Functional genomics, proteomics, and regulatory DNA analysis in isogenic settings using zinc finger nuclease-driven transgenesis into a safe harbor locus in the human genome.

The use of designed zinc finger nucleases (ZFNs) for efficient transgenesis without drug selection into the PPP1R12C gene, a "safe harbor" locus known as AAVS1, allows bona fide isogenic settings for high-throughput functional genomics, proteomics, and regulatory DNA analysis in essentially any transformed human cell type and in primary cells.

Generation of a triple‐gene knockout mammalian cell line using engineered zinc‐finger nucleases

The development of zinc‐finger nucleases (ZFNs) targeted to cleave three independent genes with known null phenotypes are reported, demonstrating the utility of ZFNs in multi‐locus genome engineering.
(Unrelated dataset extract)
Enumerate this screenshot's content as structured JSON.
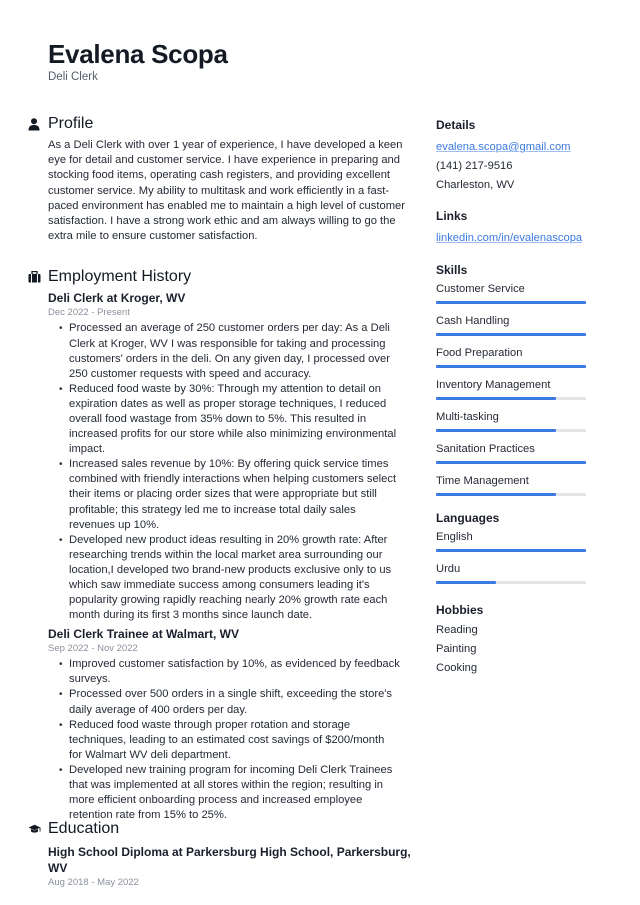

Targeted gene knockout in mammalian cells by using engineered zinc-finger nucleases

A rapid single-step approach to targeted gene knockout in mammalian cells, using engineered zinc-finger nucleases (ZFNs), to establish a new method for gene knockout with application to reverse genetics, functional genomics, drug discovery, and therapeutic recombinant protein production is demonstrated.

In Situ Genetic Correction of the Sickle Cell Anemia Mutation in Human Induced Pluripotent Stem Cells Using Engineered Zinc Finger Nucleases

The generation of iPSC lines from sickle cell anemia patients and in situ correction of the disease causing mutation using three ZFN pairs made by the publicly available oligomerized pool engineering method (OPEN) provide an important proof of principle that ZFNs can be used to produce gene‐corrected human iPSCs that could be used for therapeutic applications.